%%

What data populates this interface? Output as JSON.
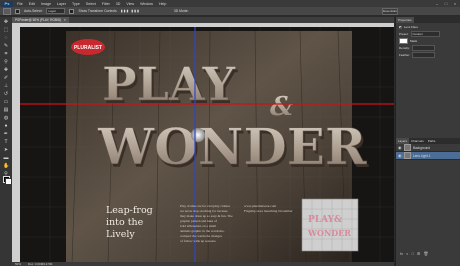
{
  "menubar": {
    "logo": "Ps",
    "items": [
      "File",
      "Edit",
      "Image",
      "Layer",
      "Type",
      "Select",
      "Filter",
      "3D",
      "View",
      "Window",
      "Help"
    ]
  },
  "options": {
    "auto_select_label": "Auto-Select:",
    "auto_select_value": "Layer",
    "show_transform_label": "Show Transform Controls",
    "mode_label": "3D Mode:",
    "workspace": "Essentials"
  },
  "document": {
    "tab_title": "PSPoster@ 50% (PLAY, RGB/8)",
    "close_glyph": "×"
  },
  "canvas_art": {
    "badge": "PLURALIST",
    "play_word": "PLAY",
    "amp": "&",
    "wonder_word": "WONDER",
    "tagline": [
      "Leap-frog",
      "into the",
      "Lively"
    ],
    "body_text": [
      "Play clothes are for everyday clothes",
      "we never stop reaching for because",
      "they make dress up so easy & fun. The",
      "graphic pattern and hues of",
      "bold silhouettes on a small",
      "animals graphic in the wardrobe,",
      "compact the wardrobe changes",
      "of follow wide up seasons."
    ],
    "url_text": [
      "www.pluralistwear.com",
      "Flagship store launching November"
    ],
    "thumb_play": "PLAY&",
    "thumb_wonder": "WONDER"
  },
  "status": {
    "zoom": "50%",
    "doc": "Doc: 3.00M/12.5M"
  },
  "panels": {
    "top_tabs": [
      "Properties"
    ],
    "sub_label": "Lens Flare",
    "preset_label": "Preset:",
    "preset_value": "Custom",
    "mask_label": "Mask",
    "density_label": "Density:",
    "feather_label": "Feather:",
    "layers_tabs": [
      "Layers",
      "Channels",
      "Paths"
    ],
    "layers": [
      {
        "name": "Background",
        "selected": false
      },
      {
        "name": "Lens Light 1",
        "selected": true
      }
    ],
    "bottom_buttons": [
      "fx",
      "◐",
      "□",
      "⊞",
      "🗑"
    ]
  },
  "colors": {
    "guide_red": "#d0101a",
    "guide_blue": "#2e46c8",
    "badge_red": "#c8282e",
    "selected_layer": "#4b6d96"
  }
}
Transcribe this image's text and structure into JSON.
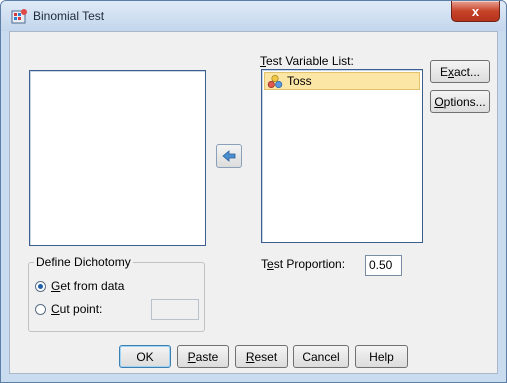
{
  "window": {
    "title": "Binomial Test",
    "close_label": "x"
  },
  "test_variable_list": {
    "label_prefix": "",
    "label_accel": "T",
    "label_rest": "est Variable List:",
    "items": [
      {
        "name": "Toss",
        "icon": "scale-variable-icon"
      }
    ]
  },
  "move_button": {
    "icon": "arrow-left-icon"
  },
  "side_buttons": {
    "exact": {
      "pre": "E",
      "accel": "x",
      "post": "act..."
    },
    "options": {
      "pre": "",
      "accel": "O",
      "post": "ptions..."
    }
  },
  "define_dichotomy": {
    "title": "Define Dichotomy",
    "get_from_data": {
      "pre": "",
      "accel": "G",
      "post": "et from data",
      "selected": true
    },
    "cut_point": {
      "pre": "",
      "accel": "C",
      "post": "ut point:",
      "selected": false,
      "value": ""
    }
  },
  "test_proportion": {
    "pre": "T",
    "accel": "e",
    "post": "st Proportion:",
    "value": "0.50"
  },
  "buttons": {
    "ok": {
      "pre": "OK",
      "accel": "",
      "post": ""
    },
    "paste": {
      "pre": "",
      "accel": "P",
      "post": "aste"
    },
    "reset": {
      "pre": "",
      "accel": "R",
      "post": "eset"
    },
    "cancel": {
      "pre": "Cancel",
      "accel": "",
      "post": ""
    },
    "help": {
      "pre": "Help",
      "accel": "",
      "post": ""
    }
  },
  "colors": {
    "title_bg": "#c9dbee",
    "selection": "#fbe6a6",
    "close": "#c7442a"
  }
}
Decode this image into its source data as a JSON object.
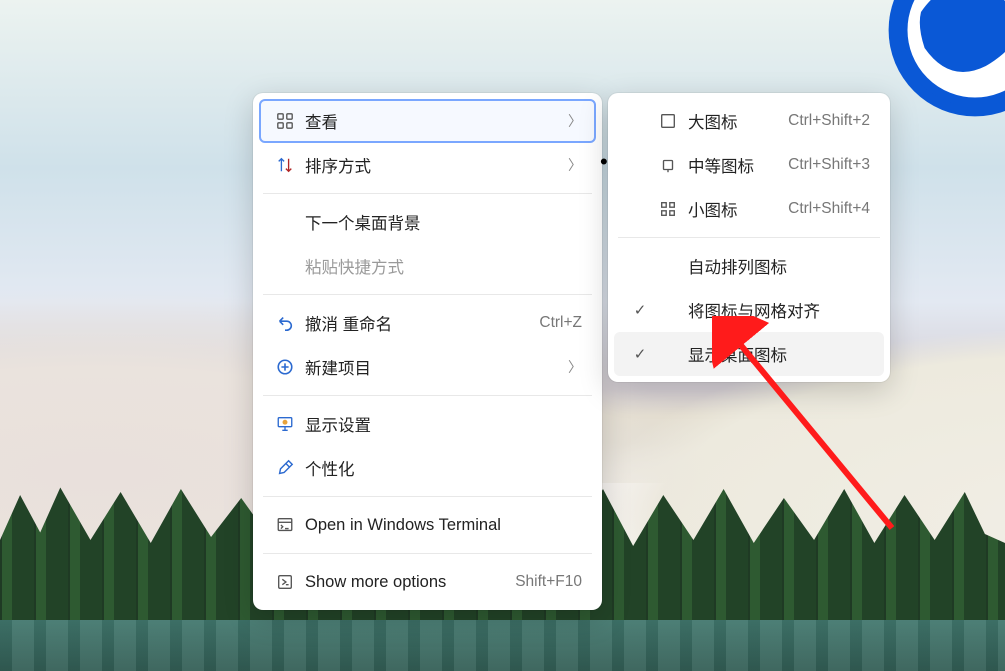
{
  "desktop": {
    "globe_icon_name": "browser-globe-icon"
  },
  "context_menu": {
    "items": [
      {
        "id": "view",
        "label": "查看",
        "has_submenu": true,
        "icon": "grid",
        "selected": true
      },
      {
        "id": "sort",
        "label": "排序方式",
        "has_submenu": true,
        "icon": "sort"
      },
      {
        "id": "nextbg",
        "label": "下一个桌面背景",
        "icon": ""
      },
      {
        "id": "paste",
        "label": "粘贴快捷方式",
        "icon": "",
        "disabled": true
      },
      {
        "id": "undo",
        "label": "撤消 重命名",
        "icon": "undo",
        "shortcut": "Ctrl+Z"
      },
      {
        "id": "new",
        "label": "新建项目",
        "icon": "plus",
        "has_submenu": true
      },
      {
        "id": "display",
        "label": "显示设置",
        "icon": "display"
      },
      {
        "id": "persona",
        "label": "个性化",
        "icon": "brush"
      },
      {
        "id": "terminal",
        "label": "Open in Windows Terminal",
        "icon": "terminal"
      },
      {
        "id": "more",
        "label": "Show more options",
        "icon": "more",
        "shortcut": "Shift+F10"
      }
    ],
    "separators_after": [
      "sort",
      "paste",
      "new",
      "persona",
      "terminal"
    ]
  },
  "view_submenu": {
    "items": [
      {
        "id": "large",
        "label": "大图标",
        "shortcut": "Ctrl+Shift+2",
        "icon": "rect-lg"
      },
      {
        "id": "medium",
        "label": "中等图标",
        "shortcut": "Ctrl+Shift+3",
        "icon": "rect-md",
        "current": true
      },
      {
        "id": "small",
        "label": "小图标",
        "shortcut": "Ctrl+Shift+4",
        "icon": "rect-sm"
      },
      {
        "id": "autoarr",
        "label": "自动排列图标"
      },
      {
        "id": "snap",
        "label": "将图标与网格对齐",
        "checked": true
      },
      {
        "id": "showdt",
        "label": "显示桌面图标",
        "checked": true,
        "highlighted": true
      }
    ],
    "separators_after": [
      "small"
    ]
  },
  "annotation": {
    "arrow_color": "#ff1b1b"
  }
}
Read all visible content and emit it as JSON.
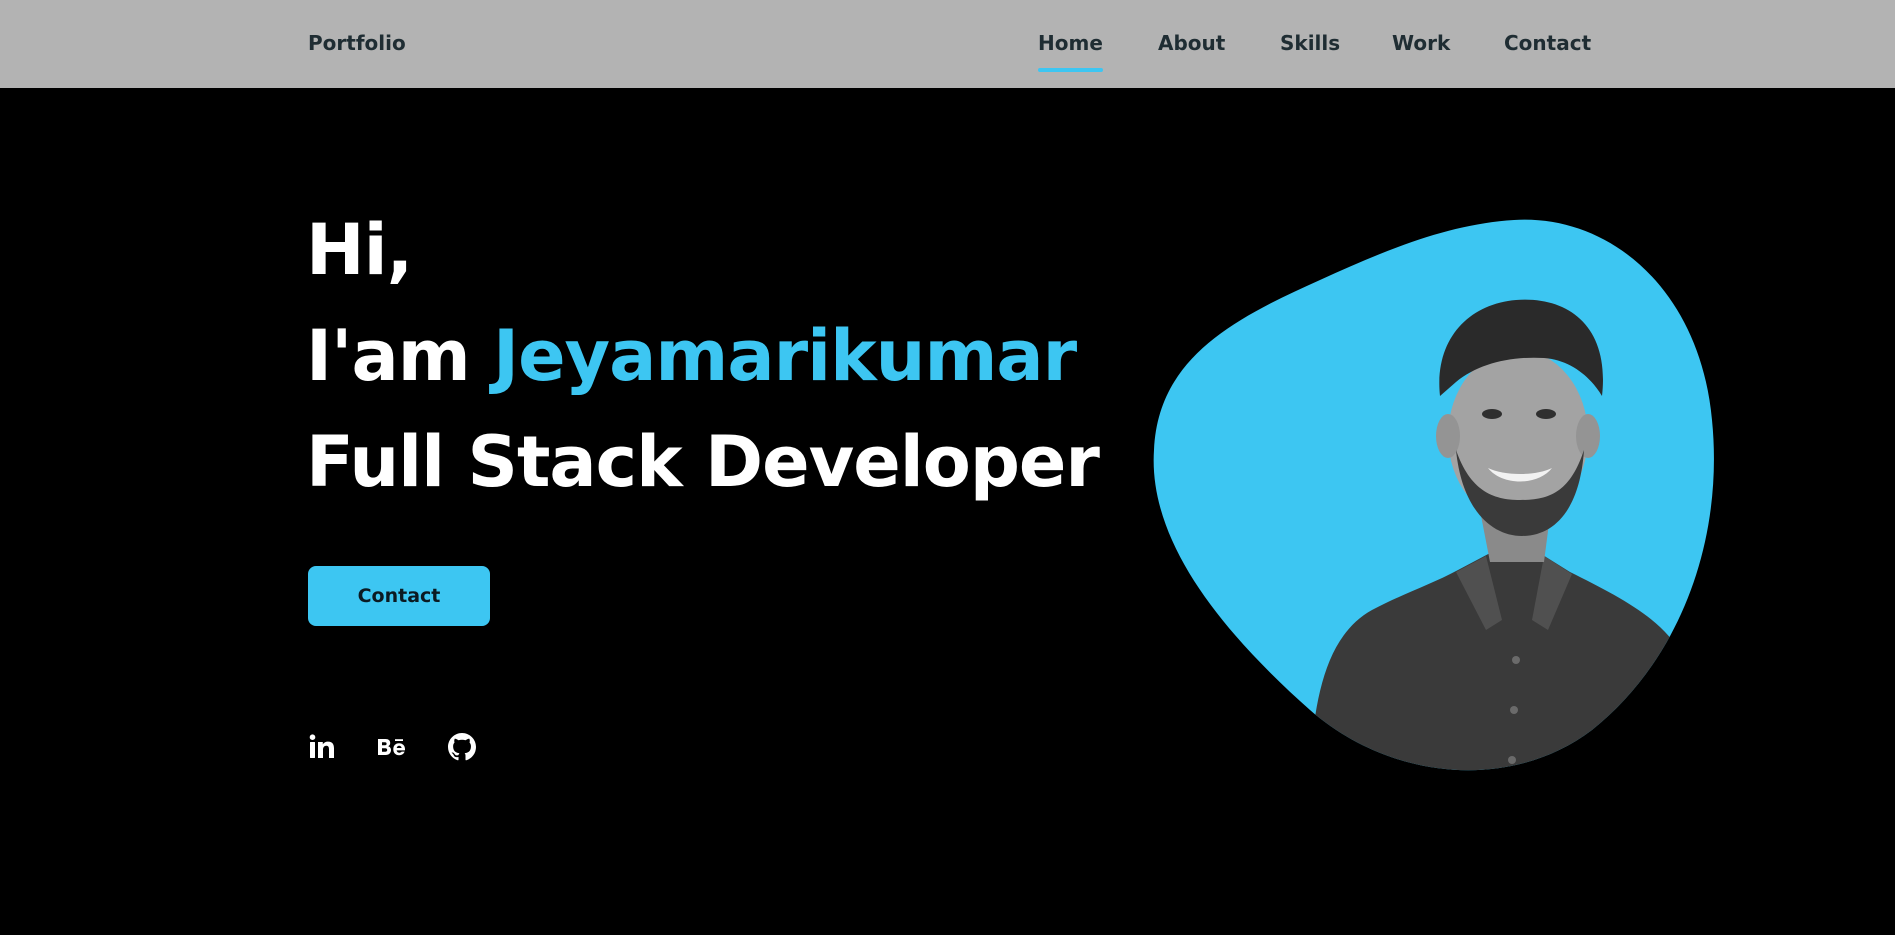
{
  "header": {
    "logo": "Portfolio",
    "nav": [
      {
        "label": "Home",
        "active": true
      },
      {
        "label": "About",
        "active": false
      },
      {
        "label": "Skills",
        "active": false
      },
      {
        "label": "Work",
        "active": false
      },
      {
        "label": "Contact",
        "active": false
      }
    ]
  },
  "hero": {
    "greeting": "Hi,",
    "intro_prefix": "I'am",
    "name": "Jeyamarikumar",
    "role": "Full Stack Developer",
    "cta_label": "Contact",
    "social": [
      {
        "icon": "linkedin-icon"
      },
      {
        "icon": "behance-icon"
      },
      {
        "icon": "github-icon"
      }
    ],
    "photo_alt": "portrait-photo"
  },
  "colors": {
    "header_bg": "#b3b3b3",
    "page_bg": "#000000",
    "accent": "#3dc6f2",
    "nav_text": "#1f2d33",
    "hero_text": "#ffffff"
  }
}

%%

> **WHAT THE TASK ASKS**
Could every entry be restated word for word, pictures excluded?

> **FINAL ANSWER**
What data populates this interface? Output as JSON.
{
  "menubar": {
    "logo": "Ps",
    "items": [
      "File",
      "Edit",
      "Image",
      "Layer",
      "Type",
      "Select",
      "Filter",
      "3D",
      "View",
      "Window",
      "Help"
    ]
  },
  "options": {
    "auto_select_label": "Auto-Select:",
    "auto_select_value": "Layer",
    "show_transform_label": "Show Transform Controls",
    "mode_label": "3D Mode:",
    "workspace": "Essentials"
  },
  "document": {
    "tab_title": "PSPoster@ 50% (PLAY, RGB/8)",
    "close_glyph": "×"
  },
  "canvas_art": {
    "badge": "PLURALIST",
    "play_word": "PLAY",
    "amp": "&",
    "wonder_word": "WONDER",
    "tagline": [
      "Leap-frog",
      "into the",
      "Lively"
    ],
    "body_text": [
      "Play clothes are for everyday clothes",
      "we never stop reaching for because",
      "they make dress up so easy & fun. The",
      "graphic pattern and hues of",
      "bold silhouettes on a small",
      "animals graphic in the wardrobe,",
      "compact the wardrobe changes",
      "of follow wide up seasons."
    ],
    "url_text": [
      "www.pluralistwear.com",
      "Flagship store launching November"
    ],
    "thumb_play": "PLAY&",
    "thumb_wonder": "WONDER"
  },
  "status": {
    "zoom": "50%",
    "doc": "Doc: 3.00M/12.5M"
  },
  "panels": {
    "top_tabs": [
      "Properties"
    ],
    "sub_label": "Lens Flare",
    "preset_label": "Preset:",
    "preset_value": "Custom",
    "mask_label": "Mask",
    "density_label": "Density:",
    "feather_label": "Feather:",
    "layers_tabs": [
      "Layers",
      "Channels",
      "Paths"
    ],
    "layers": [
      {
        "name": "Background",
        "selected": false
      },
      {
        "name": "Lens Light 1",
        "selected": true
      }
    ],
    "bottom_buttons": [
      "fx",
      "◐",
      "□",
      "⊞",
      "🗑"
    ]
  },
  "colors": {
    "guide_red": "#d0101a",
    "guide_blue": "#2e46c8",
    "badge_red": "#c8282e",
    "selected_layer": "#4b6d96"
  }
}
Transcribe this image's text and structure into JSON.
{
  "window": {
    "title": "Binomial Test",
    "close_label": "x"
  },
  "test_variable_list": {
    "label_prefix": "",
    "label_accel": "T",
    "label_rest": "est Variable List:",
    "items": [
      {
        "name": "Toss",
        "icon": "scale-variable-icon"
      }
    ]
  },
  "move_button": {
    "icon": "arrow-left-icon"
  },
  "side_buttons": {
    "exact": {
      "pre": "E",
      "accel": "x",
      "post": "act..."
    },
    "options": {
      "pre": "",
      "accel": "O",
      "post": "ptions..."
    }
  },
  "define_dichotomy": {
    "title": "Define Dichotomy",
    "get_from_data": {
      "pre": "",
      "accel": "G",
      "post": "et from data",
      "selected": true
    },
    "cut_point": {
      "pre": "",
      "accel": "C",
      "post": "ut point:",
      "selected": false,
      "value": ""
    }
  },
  "test_proportion": {
    "pre": "T",
    "accel": "e",
    "post": "st Proportion:",
    "value": "0.50"
  },
  "buttons": {
    "ok": {
      "pre": "OK",
      "accel": "",
      "post": ""
    },
    "paste": {
      "pre": "",
      "accel": "P",
      "post": "aste"
    },
    "reset": {
      "pre": "",
      "accel": "R",
      "post": "eset"
    },
    "cancel": {
      "pre": "Cancel",
      "accel": "",
      "post": ""
    },
    "help": {
      "pre": "Help",
      "accel": "",
      "post": ""
    }
  },
  "colors": {
    "title_bg": "#c9dbee",
    "selection": "#fbe6a6",
    "close": "#c7442a"
  }
}
Decode this image into its source data as a JSON object.
{
  "desktop": {
    "globe_icon_name": "browser-globe-icon"
  },
  "context_menu": {
    "items": [
      {
        "id": "view",
        "label": "查看",
        "has_submenu": true,
        "icon": "grid",
        "selected": true
      },
      {
        "id": "sort",
        "label": "排序方式",
        "has_submenu": true,
        "icon": "sort"
      },
      {
        "id": "nextbg",
        "label": "下一个桌面背景",
        "icon": ""
      },
      {
        "id": "paste",
        "label": "粘贴快捷方式",
        "icon": "",
        "disabled": true
      },
      {
        "id": "undo",
        "label": "撤消 重命名",
        "icon": "undo",
        "shortcut": "Ctrl+Z"
      },
      {
        "id": "new",
        "label": "新建项目",
        "icon": "plus",
        "has_submenu": true
      },
      {
        "id": "display",
        "label": "显示设置",
        "icon": "display"
      },
      {
        "id": "persona",
        "label": "个性化",
        "icon": "brush"
      },
      {
        "id": "terminal",
        "label": "Open in Windows Terminal",
        "icon": "terminal"
      },
      {
        "id": "more",
        "label": "Show more options",
        "icon": "more",
        "shortcut": "Shift+F10"
      }
    ],
    "separators_after": [
      "sort",
      "paste",
      "new",
      "persona",
      "terminal"
    ]
  },
  "view_submenu": {
    "items": [
      {
        "id": "large",
        "label": "大图标",
        "shortcut": "Ctrl+Shift+2",
        "icon": "rect-lg"
      },
      {
        "id": "medium",
        "label": "中等图标",
        "shortcut": "Ctrl+Shift+3",
        "icon": "rect-md",
        "current": true
      },
      {
        "id": "small",
        "label": "小图标",
        "shortcut": "Ctrl+Shift+4",
        "icon": "rect-sm"
      },
      {
        "id": "autoarr",
        "label": "自动排列图标"
      },
      {
        "id": "snap",
        "label": "将图标与网格对齐",
        "checked": true
      },
      {
        "id": "showdt",
        "label": "显示桌面图标",
        "checked": true,
        "highlighted": true
      }
    ],
    "separators_after": [
      "small"
    ]
  },
  "annotation": {
    "arrow_color": "#ff1b1b"
  }
}
Read all visible content and emit it as JSON.
{
  "header": {
    "logo": "Portfolio",
    "nav": [
      {
        "label": "Home",
        "active": true
      },
      {
        "label": "About",
        "active": false
      },
      {
        "label": "Skills",
        "active": false
      },
      {
        "label": "Work",
        "active": false
      },
      {
        "label": "Contact",
        "active": false
      }
    ]
  },
  "hero": {
    "greeting": "Hi,",
    "intro_prefix": "I'am",
    "name": "Jeyamarikumar",
    "role": "Full Stack Developer",
    "cta_label": "Contact",
    "social": [
      {
        "icon": "linkedin-icon"
      },
      {
        "icon": "behance-icon"
      },
      {
        "icon": "github-icon"
      }
    ],
    "photo_alt": "portrait-photo"
  },
  "colors": {
    "header_bg": "#b3b3b3",
    "page_bg": "#000000",
    "accent": "#3dc6f2",
    "nav_text": "#1f2d33",
    "hero_text": "#ffffff"
  }
}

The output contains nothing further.